- Chad is a semi-presidential republic where the president serves as head of state and the prime minister heads the government
- The current constitution, promulgated following a popular referendum in 1996, provides for multi-party presidential and legislative elections.
- Presidential term limits were originally set at two five-year terms, but this was repealed following a constitutional amendment in 2005
- Biometric voter registration was scheduled for 2013, but did not take place until late 2015 due to a lack of funding
- Municipal elections scheduled for 2014 and legislative elections scheduled for 2015 have been indefinitely postponed
- A presidential election is scheduled for the end of April 2016
- Follow the campaign on Twitter using the hashtag – #TCHAD
Chad has suffered from political violence and instability since independence from France in 1960. During the 1960s numerous rebel groups in the northern regions joined together to create the Front de Libération Nationale du Tchad (FROLINAT). The creation of FROLINAT marked the beginning of a civil war which lasted nearly thirty years. During that time, Chad experienced a series of military coups and rebel takeovers. These ended in 1990 when the current president, Idriss Déby Itno, mobilised a rebel force from western Sudan and seized control of the country, deposing Hissène Habré as president.
After taking power, Déby’s Mouvement Patriotique du Salut (MPS) transformed itself into a political party. Déby and the MPS oversaw a transition from the single-party rule to a multi-party system. The first multi-party presidential election in Chad’s history was held on 2 June 1996 with a second round run-off held on 3 July 1996. Déby defeated Wadel Abdelkader Kamougué in the second round with nearly 70% of the vote. In the subsequent presidential elections – held in 2001, 2006, and 2011 – Déby won an outright majority in the first round, negating the need for a run-off.
The MPS has won a majority of the seats at the National Assembly in each of the three legislative elections held under the 1996 constitution. The current National Assembly has 188 seats, of which the MPS won 117 in the most recent legislative election in 2011. Parties aligned to the MPS form presidential majority, which holds 155 seats.
Déby eliminated presidential term limits from the constitution in 2005 following a popular referendum. The political opposition contested the results of the referendum and boycotted the presidential election held in 2006. During the next presidential election in 2011, the most notable opposition leaders again boycotted the poll.
Despite the transition to a multi-party system, Chad continues to suffer from political violence and instability. Over the last two decades, rebel and terrorist groups have challenged the government, creating areas of insecurity within the country. Rebel groups reached the capital city of N’Djamena in 2006 and 2008, but were forced to retreat following confrontations with the national military.

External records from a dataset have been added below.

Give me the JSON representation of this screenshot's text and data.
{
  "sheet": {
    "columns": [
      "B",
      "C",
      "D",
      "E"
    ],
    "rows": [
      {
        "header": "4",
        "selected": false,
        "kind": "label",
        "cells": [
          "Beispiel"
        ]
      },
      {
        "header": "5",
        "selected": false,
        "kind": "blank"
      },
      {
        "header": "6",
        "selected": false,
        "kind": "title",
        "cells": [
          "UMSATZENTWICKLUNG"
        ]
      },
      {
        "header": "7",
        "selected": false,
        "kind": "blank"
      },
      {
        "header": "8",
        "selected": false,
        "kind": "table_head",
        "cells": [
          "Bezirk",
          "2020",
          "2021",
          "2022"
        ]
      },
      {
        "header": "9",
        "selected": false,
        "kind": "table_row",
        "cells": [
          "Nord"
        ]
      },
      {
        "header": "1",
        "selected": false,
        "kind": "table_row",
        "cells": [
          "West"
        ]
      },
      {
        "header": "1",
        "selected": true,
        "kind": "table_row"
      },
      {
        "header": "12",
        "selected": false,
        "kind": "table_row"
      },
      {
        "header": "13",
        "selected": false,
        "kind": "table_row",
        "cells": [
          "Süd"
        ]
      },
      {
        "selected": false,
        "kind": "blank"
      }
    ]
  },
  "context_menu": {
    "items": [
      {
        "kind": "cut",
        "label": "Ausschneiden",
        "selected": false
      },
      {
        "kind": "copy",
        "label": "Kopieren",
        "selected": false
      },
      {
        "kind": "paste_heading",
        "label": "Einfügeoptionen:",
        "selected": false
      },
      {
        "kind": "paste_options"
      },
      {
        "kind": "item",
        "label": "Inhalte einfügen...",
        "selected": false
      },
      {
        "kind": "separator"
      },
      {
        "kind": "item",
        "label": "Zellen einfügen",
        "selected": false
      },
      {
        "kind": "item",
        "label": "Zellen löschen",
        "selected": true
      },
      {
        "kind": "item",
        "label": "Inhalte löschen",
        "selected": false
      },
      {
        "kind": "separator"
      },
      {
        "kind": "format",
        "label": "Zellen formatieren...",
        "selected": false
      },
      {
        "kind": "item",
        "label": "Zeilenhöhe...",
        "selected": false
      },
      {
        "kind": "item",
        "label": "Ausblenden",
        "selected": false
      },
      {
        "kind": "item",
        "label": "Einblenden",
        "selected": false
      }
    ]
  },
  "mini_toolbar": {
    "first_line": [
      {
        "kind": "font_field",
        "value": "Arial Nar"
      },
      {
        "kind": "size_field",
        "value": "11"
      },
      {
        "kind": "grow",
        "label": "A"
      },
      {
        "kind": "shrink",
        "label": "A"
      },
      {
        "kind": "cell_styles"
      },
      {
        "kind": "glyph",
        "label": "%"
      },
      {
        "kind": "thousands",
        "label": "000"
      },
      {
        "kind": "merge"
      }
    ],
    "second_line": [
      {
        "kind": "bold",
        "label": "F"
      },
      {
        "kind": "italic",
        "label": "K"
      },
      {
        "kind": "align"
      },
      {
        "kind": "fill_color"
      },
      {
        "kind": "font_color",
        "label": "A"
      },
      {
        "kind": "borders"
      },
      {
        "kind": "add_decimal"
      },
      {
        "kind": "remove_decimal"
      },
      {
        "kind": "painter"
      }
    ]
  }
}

Following the failed rebellion of 2008, the United Nations added a peacekeeping force to an already established civilian mission in eastern and southern Chad. The Chadian government then held several negotiations with the rebel groups and the Sudanese government which had been providing a safe haven for the rebel groups. After the negotiations, the national military integrated most rebel forces following an agreement between Chad and Sudan.
This provided a degree of stability, however, some rebel groups continue to contest Déby’s authority. Recently, a small rebel group based in southern Libya, the Conseil National de Redressement du Tchad (CNR), called on its supporters to join in armed rebellion to prevent Déby from winning the 2016 presidential election.
While the CNR poses a limited threat to the stability of the country, terrorist organisations, notably Boko Haram, have caused significant insecurity in parts of Chad and more broadly in the region prior to the 2016 election. Several Boko Haram attacks on villages in the Lake Chad region led president Déby to enforce a state of emergency in the region. Boko Haram has also claimed responsibility for suicide bombings in N’Djamena, making security during the electoral period a cause for concern.
Administering the first nation-wide biometric voter registration drive, which Déby promised during his 2011 campaign, also remains problematic. The biometric census is intended to increase the overall transparency of elections. It was implemented at the end of 2015, two years behind schedule, and consequently, municipal elections (originally scheduled for 2014) and legislative elections (originally scheduled for early 2015) were postponed until the census could be completed. Both legislative and municipal elections are scheduled to take place after the presidential election slated for April 2016.
However, the political opposition has contested the way in which registration has been conducted by the national electoral commission. Leaders of the opposition cite several irregularities during the census, arguing that the results are not reliable. They claim that a number of ineligible voters have been included on the electoral roll, while the authorities have excluded other eligible voters.
If the presidential election is not delayed to allow for registration to be conducted to the satisfaction of the opposition, some candidates may again boycott the presidential elections. Others, resigned to the fact that elections will take place regardless, are trying to form coalitions of disparate parties in an effort to beat Déby at the ballot box.
In other cases, civil society organisations are attempting to create movements aimed at dissuading Déby from standing for another term. Trop C’est Trop (Enough Is Enough) and IYINA (We’re Fed Up) are two civil society movements mobilising supporters for a turnover in power in 2016. Despite the efforts of these movements, Déby appears set to contest the April election, and it seems unlikely that a serious challenge to his authority will emerge beforehand.